PROBLEM REQUIREMENTS.
Out of the data below, copy every line with the string "category".

SUPPLIED MATERIAL Start Marker

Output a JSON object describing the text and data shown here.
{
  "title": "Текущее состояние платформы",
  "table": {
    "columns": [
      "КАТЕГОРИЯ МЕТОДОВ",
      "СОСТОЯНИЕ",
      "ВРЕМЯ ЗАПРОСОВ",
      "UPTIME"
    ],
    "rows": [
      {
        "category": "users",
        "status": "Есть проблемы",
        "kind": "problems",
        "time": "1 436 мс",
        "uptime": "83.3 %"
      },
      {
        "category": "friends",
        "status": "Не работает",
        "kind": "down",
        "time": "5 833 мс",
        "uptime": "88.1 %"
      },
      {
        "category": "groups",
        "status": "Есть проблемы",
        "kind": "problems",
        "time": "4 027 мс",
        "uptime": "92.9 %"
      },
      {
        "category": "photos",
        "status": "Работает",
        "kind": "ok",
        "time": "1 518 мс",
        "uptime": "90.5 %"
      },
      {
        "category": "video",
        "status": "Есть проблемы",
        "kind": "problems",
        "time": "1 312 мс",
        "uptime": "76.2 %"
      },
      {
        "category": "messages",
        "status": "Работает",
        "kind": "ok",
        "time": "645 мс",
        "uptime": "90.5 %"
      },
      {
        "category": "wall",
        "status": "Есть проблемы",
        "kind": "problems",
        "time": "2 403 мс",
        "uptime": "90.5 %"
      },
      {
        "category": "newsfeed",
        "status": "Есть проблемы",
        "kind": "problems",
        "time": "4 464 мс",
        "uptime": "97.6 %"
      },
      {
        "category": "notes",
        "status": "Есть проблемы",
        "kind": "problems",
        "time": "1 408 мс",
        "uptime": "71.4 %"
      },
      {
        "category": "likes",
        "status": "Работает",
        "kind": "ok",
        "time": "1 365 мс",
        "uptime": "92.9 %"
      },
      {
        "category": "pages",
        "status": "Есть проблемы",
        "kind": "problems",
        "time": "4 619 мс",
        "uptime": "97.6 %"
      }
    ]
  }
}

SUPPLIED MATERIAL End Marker

ANSWER SPACE.
        "category": "users",
        "category": "friends",
        "category": "groups",
        "category": "photos",
        "category": "video",
        "category": "messages",
        "category": "wall",
        "category": "newsfeed",
        "category": "notes",
        "category": "likes",
        "category": "pages",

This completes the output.